**WHAT IS REQUIRED:** I'd like every line in the following listing that holds "icon" copied.

**AVAILABLE DATA:**

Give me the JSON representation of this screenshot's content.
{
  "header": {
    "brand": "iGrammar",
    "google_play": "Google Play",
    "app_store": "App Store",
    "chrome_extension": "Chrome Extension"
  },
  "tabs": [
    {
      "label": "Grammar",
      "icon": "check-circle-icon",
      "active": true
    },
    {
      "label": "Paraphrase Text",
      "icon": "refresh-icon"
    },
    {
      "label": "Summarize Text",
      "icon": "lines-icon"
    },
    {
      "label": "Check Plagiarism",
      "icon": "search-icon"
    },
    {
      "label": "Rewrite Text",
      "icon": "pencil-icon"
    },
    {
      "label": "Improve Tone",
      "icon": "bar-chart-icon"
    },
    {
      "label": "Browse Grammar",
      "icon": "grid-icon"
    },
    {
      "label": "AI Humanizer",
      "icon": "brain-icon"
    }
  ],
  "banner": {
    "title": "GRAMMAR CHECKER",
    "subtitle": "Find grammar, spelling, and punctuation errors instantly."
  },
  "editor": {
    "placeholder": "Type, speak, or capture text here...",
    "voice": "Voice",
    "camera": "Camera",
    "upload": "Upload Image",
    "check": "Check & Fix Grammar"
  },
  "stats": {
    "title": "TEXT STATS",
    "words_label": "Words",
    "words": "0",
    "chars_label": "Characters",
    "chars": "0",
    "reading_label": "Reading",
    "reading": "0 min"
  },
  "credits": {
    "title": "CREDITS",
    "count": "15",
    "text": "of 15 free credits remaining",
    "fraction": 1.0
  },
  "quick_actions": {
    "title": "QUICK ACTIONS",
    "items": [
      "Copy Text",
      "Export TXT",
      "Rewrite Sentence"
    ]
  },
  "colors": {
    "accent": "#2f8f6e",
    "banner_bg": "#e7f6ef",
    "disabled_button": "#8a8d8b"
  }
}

**SOLUTION BELOW:**
      "icon": "check-circle-icon",
      "icon": "refresh-icon"
      "icon": "lines-icon"
      "icon": "search-icon"
      "icon": "pencil-icon"
      "icon": "bar-chart-icon"
      "icon": "grid-icon"
      "icon": "brain-icon"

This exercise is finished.